WHAT YOU NEED TO DO -
Determine how many lines in the listing hold "JSON" and give only that number.

PROVIDED DATA -
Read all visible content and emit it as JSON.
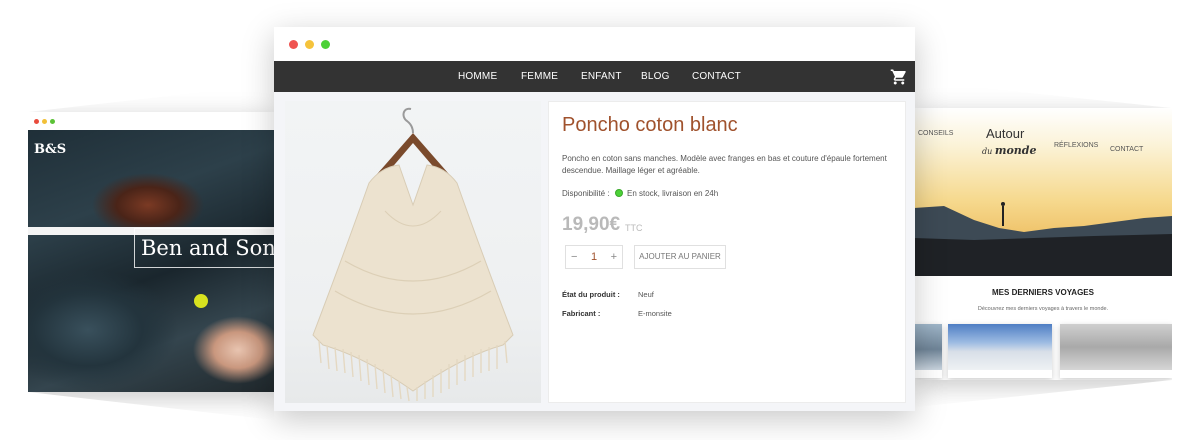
{
  "left_site": {
    "logo": "B&S",
    "hero_text": "Ben and Sons",
    "window_dots": [
      "#e94b3c",
      "#f2c037",
      "#5bc236"
    ]
  },
  "main": {
    "window_dots": [
      "#ef5350",
      "#f5c33b",
      "#4cd137"
    ],
    "nav": [
      "HOMME",
      "FEMME",
      "ENFANT",
      "BLOG",
      "CONTACT"
    ],
    "cart_icon": "shopping-cart-icon",
    "product": {
      "title": "Poncho coton blanc",
      "description": "Poncho en coton sans manches. Modèle avec franges en bas et couture d'épaule fortement descendue. Maillage léger et agréable.",
      "availability_label": "Disponibilité :",
      "availability_text": "En stock, livraison en 24h",
      "availability_color": "#4cd137",
      "price": "19,90€",
      "price_suffix": "TTC",
      "quantity": "1",
      "qty_minus": "−",
      "qty_plus": "+",
      "add_to_cart": "AJOUTER AU PANIER",
      "specs": [
        {
          "label": "État du produit :",
          "value": "Neuf"
        },
        {
          "label": "Fabricant :",
          "value": "E-monsite"
        }
      ]
    },
    "accent_color": "#a0522d"
  },
  "right_site": {
    "nav": [
      "CONSEILS",
      "RÉFLEXIONS",
      "CONTACT"
    ],
    "logo_line1": "Autour",
    "logo_line2_prefix": "du",
    "logo_line2_word": "monde",
    "section_title": "MES DERNIERS VOYAGES",
    "section_subtitle": "Découvrez mes derniers voyages à travers le monde."
  }
}
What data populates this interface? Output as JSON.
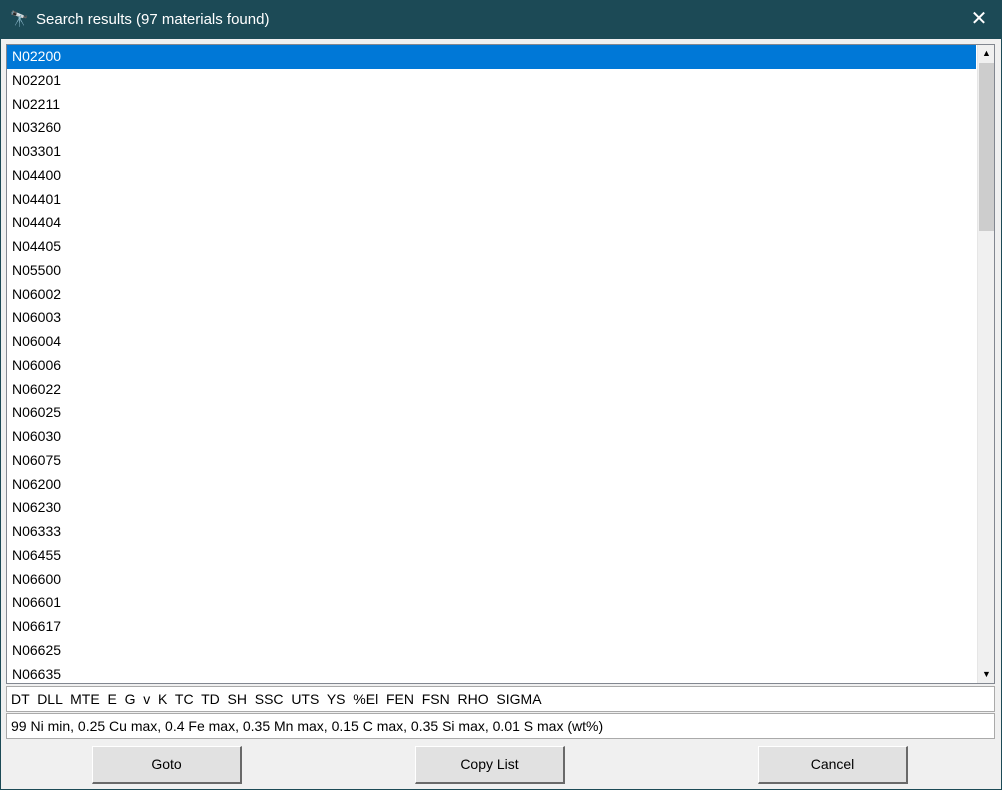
{
  "window": {
    "title": "Search results (97 materials found)",
    "icon": "binoculars-icon",
    "close": "✕"
  },
  "list": {
    "selected_index": 0,
    "items": [
      "N02200",
      "N02201",
      "N02211",
      "N03260",
      "N03301",
      "N04400",
      "N04401",
      "N04404",
      "N04405",
      "N05500",
      "N06002",
      "N06003",
      "N06004",
      "N06006",
      "N06022",
      "N06025",
      "N06030",
      "N06075",
      "N06200",
      "N06230",
      "N06333",
      "N06455",
      "N06600",
      "N06601",
      "N06617",
      "N06625",
      "N06635"
    ]
  },
  "properties_field": "DT  DLL  MTE  E  G  v  K  TC  TD  SH  SSC  UTS  YS  %El  FEN  FSN  RHO  SIGMA",
  "composition_field": "99 Ni min, 0.25 Cu max, 0.4 Fe max, 0.35 Mn max, 0.15 C max, 0.35 Si max, 0.01 S max (wt%)",
  "buttons": {
    "goto": "Goto",
    "copy_list": "Copy List",
    "cancel": "Cancel"
  }
}
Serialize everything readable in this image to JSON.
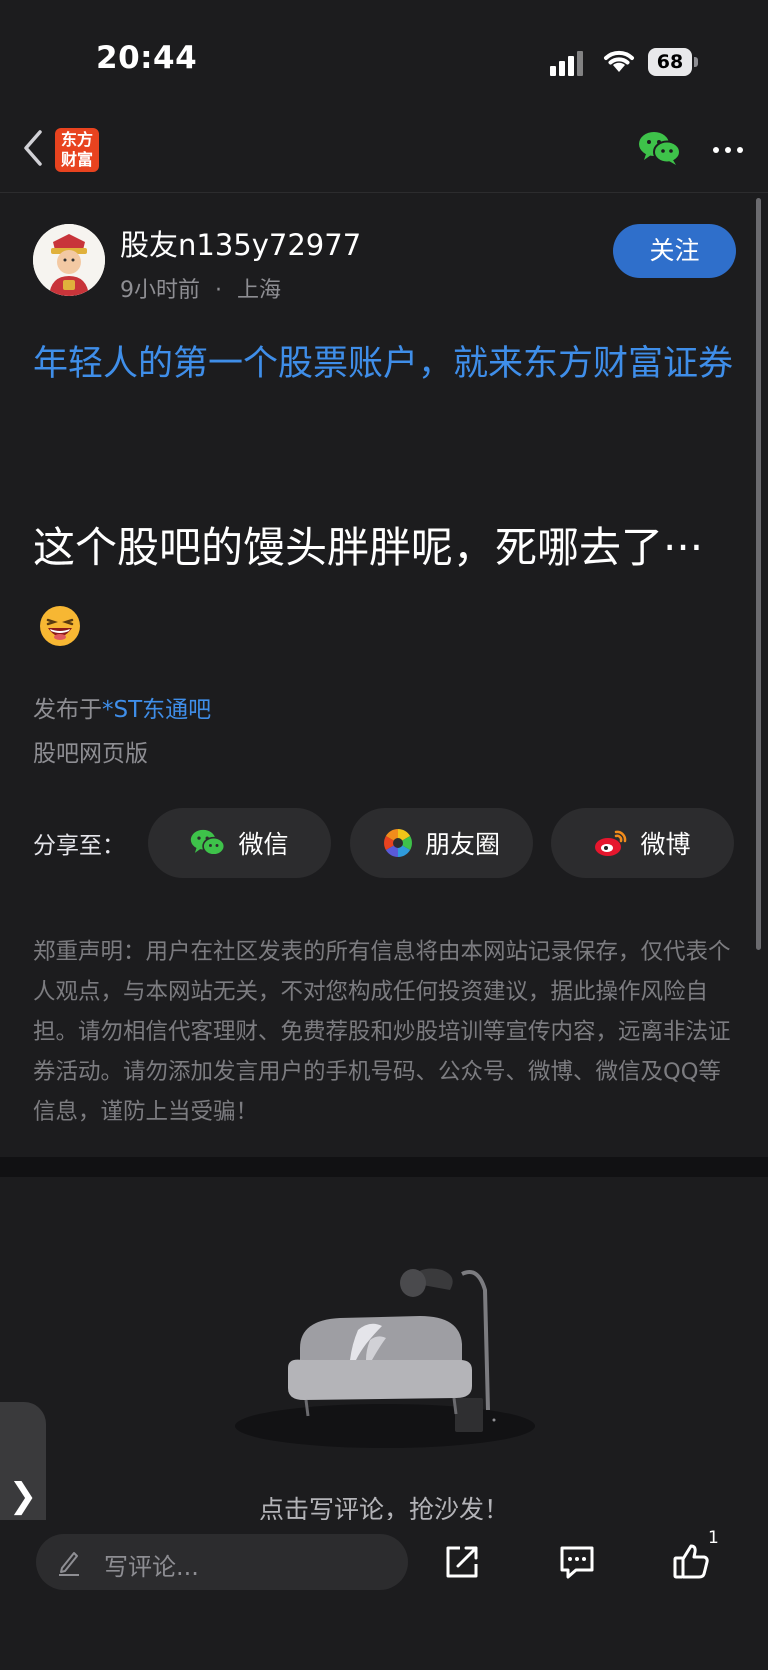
{
  "status_bar": {
    "time": "20:44",
    "battery": "68"
  },
  "nav": {
    "logo_text_line1": "东方",
    "logo_text_line2": "财富"
  },
  "post": {
    "username": "股友n135y72977",
    "time_ago": "9小时前",
    "dot": "·",
    "location": "上海",
    "follow_label": "关注",
    "promo": "年轻人的第一个股票账户，就来东方财富证券",
    "content": "这个股吧的馒头胖胖呢，死哪去了···",
    "posted_prefix": "发布于",
    "posted_board": "*ST东通吧",
    "web_version": "股吧网页版"
  },
  "share": {
    "label": "分享至：",
    "buttons": [
      {
        "label": "微信",
        "icon": "wechat-icon"
      },
      {
        "label": "朋友圈",
        "icon": "moments-icon"
      },
      {
        "label": "微博",
        "icon": "weibo-icon"
      }
    ]
  },
  "disclaimer": "郑重声明：用户在社区发表的所有信息将由本网站记录保存，仅代表个人观点，与本网站无关，不对您构成任何投资建议，据此操作风险自担。请勿相信代客理财、免费荐股和炒股培训等宣传内容，远离非法证券活动。请勿添加发言用户的手机号码、公众号、微博、微信及QQ等信息，谨防上当受骗！",
  "comments": {
    "empty_text": "点击写评论，抢沙发！"
  },
  "bottom_bar": {
    "comment_placeholder": "写评论...",
    "like_count": "1"
  },
  "side_tab": {
    "glyph": "❯"
  },
  "colors": {
    "accent_blue": "#3f8ee9",
    "follow_button": "#2f6fcb",
    "background": "#1c1c1e",
    "logo_orange": "#e8431f"
  }
}
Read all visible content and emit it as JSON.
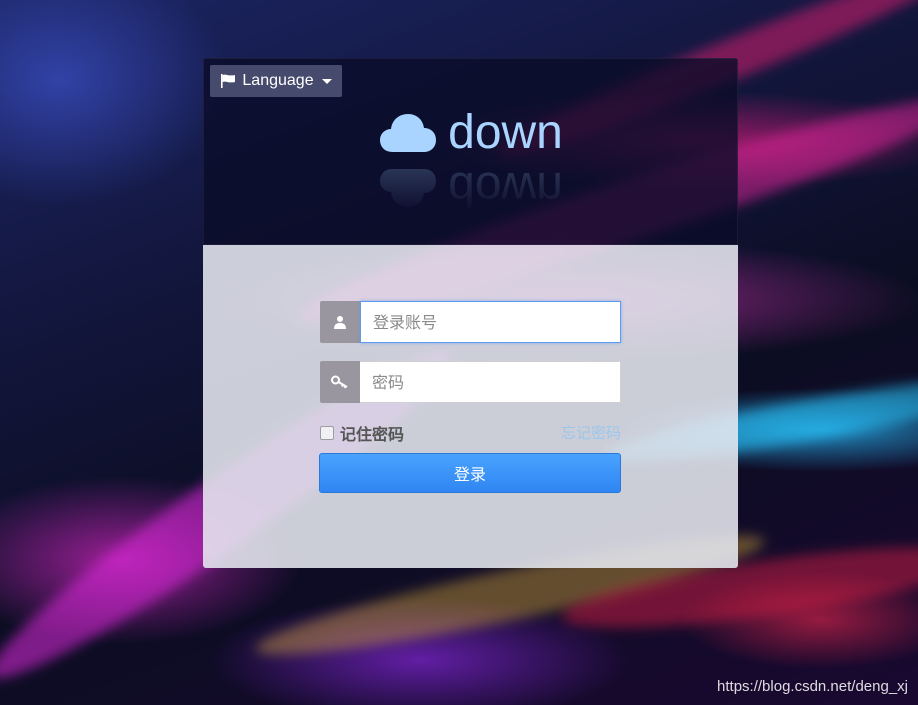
{
  "header": {
    "language_label": "Language",
    "logo_text": "down"
  },
  "login": {
    "username_placeholder": "登录账号",
    "password_placeholder": "密码",
    "remember_label": "记住密码",
    "forgot_label": "忘记密码",
    "submit_label": "登录"
  },
  "watermark": "https://blog.csdn.net/deng_xj",
  "colors": {
    "accent": "#3b8ff7",
    "logo": "#a8d4ff",
    "link": "#9cc7ec"
  }
}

SOLUTION FOR THIS PROBLEM -
4